### ACTIVITY
Provide only the number of lines in the records below that contain "album".

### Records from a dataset
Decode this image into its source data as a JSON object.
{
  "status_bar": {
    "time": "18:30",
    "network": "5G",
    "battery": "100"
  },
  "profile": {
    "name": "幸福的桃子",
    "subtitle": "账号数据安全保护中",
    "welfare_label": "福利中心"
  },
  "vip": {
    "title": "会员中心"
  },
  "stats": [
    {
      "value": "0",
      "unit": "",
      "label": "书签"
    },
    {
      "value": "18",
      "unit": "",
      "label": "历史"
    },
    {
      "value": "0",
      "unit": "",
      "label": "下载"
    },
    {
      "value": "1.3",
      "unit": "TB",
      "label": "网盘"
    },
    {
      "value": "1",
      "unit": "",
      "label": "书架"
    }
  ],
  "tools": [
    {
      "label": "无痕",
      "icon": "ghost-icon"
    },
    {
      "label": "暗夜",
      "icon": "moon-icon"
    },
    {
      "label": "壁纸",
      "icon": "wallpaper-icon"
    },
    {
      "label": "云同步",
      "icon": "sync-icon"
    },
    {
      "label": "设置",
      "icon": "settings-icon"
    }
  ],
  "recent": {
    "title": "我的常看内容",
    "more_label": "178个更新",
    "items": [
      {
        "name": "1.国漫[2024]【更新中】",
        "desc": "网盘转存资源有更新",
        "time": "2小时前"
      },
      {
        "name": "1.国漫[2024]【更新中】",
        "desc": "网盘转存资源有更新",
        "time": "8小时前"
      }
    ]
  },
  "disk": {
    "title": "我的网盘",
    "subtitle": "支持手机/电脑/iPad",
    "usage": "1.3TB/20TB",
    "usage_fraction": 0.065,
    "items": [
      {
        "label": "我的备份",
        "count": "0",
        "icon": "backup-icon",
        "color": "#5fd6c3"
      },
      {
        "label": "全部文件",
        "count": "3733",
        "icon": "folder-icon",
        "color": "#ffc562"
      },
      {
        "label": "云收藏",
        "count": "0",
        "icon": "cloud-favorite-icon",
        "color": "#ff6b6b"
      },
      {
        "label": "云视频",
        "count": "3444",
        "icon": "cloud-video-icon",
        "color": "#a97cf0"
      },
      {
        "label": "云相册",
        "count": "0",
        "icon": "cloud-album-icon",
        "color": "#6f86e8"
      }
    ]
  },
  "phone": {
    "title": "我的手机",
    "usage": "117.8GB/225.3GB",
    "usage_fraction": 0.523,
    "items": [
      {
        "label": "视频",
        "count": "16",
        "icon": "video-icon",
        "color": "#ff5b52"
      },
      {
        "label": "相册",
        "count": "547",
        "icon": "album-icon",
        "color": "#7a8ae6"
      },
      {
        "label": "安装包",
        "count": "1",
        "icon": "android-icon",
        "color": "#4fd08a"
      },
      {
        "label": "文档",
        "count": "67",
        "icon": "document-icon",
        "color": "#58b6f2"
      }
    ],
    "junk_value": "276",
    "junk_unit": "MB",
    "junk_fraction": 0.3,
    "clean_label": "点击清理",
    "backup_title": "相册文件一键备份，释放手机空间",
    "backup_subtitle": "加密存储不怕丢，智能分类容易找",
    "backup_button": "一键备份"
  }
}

### ANSWER BOX
2